Something that I have come to realise in working with farmers over the past five years is that there is a big difference between implementing a practice, and implementing a practice well. I think we all understand the difference between ideas and actually putting them into practice.  What I want to discuss is the difference between putting ideas into practice in a manner that just ticks the box and putting ideas into practice in a manner that brings about tangible results.

One of the best examples of this on pasture-based dairy farms is grazing management. I think most farmers these days implement some version of rotational grazing management. There is a huge difference though between rotating cows between the 30 camps a farmer has in a regular 30 days cycle, and actually allocating a specific area of grazing each day based on pasture growth rates, the amount of biomass there is in each camp and the feed demand of the herd. This difference will be most notable in the bottom line of the farm. Another example is with irrigation scheduling. I know many farmers who have moisture probes, or other mechanisms of monitoring soil moisture, but to what extent are their irrigation practices informed by these probes? How often are farmers actually checking the accuracy of their irrigation systems? There is a lot of water, and cost, to be saved through more thorough irrigation scheduling practices. A final example I would use is nitrogen fertiliser management. I think many farmers now subscribe to the idea that nitrogen fertiliser should be minimised, but very few farmers actually make decisions based on the available information for each camp. With Trace & Save’s soil analysis the level of life, fertility and structure for each camp can be ascertained. Nitrogen fertiliser can be applied at varying rates based on the health of each camp, along with whether there are legumes present. In camps where there is abundant, active and diverse soil life, balanced fertility and good structure, there is huge opportunity to minimise nitrogen fertiliser to under 100 kg/ha/year. When these camps have legumes, this amount becomes even less. When farmers continue to apply nitrogen fertiliser at the same rates across the whole farm based on habit and old mind-sets about fertiliser management, they are missing out on big opportunities to reduce fertiliser and save money.

I believe that many farmers can unlock huge opportunities on their farms simply by taking practices that they currently implement, and just executing the practices better. Associated with this is the question of what measures farmers are using to track whether the practices they implement are actually resulting in positive change on the farm.

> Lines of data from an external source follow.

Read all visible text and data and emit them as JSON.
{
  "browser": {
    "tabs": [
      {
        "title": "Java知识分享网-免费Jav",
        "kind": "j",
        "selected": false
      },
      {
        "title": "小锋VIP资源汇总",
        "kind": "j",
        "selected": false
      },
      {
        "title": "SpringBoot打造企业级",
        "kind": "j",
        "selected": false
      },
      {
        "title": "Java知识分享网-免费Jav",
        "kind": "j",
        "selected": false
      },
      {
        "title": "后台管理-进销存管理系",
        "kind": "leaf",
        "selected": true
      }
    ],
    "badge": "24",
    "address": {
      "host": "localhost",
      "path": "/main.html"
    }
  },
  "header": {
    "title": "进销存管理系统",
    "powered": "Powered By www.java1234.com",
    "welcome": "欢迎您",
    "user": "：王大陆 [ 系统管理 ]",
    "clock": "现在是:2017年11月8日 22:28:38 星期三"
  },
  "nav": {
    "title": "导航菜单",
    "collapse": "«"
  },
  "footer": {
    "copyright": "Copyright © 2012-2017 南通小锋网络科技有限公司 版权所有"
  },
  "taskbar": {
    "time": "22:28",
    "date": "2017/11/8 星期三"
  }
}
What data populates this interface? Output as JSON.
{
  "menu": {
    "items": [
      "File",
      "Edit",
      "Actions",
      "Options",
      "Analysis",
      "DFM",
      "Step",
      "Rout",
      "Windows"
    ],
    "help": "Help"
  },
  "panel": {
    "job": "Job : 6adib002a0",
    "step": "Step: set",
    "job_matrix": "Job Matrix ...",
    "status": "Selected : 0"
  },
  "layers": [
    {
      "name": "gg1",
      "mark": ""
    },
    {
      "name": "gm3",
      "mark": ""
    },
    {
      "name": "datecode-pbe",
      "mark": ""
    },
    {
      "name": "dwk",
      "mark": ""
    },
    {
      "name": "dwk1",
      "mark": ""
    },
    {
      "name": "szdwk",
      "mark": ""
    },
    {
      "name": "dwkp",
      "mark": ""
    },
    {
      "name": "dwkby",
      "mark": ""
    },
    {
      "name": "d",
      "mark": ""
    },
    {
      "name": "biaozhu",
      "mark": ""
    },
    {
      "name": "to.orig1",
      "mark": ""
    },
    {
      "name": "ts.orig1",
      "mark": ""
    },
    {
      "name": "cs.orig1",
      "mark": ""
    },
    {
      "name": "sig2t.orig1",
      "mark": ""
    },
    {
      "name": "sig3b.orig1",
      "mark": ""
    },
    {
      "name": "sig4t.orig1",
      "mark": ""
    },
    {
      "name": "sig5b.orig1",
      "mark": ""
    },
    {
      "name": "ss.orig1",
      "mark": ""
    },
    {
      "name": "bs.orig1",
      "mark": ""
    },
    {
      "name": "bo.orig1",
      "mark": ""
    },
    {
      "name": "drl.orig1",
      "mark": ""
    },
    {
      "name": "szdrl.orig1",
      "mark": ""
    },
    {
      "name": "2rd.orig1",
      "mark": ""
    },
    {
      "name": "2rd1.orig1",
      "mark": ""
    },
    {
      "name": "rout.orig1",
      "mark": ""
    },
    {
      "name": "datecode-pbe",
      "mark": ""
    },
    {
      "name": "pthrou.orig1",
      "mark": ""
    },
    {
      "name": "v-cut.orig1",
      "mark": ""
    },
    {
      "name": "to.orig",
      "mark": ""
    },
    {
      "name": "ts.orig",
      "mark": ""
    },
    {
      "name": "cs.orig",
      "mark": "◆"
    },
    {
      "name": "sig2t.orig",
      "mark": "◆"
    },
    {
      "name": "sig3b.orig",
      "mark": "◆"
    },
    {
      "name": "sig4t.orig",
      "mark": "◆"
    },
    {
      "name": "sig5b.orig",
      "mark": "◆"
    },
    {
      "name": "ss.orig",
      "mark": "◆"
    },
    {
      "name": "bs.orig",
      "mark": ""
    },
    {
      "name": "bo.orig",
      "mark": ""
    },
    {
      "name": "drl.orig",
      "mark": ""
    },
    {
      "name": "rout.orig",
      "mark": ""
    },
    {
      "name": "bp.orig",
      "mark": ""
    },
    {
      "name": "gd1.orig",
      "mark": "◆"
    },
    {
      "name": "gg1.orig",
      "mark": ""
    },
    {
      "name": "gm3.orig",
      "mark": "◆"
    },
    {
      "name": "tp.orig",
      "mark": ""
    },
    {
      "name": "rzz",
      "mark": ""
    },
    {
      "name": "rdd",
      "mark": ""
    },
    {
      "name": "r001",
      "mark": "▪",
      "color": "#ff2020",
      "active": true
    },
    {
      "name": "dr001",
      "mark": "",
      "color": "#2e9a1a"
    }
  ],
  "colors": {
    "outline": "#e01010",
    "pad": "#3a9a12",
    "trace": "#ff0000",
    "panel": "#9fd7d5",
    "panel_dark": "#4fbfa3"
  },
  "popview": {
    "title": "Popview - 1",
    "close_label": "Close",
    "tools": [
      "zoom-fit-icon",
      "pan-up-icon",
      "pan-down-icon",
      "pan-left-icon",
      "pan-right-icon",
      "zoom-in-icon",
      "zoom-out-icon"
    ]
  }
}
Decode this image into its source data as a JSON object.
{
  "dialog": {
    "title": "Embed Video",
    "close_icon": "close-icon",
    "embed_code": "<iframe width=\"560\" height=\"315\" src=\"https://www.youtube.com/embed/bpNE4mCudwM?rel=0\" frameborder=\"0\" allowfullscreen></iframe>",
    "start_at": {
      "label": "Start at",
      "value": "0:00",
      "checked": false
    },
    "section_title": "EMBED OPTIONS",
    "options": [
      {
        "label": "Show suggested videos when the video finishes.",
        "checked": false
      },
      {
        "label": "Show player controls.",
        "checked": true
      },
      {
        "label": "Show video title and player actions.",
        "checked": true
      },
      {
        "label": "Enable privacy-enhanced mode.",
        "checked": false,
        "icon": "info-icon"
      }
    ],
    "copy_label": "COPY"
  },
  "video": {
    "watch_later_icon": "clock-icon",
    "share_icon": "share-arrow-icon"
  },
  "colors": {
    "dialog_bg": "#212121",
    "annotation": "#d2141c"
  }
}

Trace & Save is all about measured agricultural sustainability, and with good reason. You can only manage what you measure, and you can only manage well what you measure accurately. I would encourage any farmer interested in improving their farming business to consider how well they are actually executing the practices they have implemented for this purpose.

Craig Galloway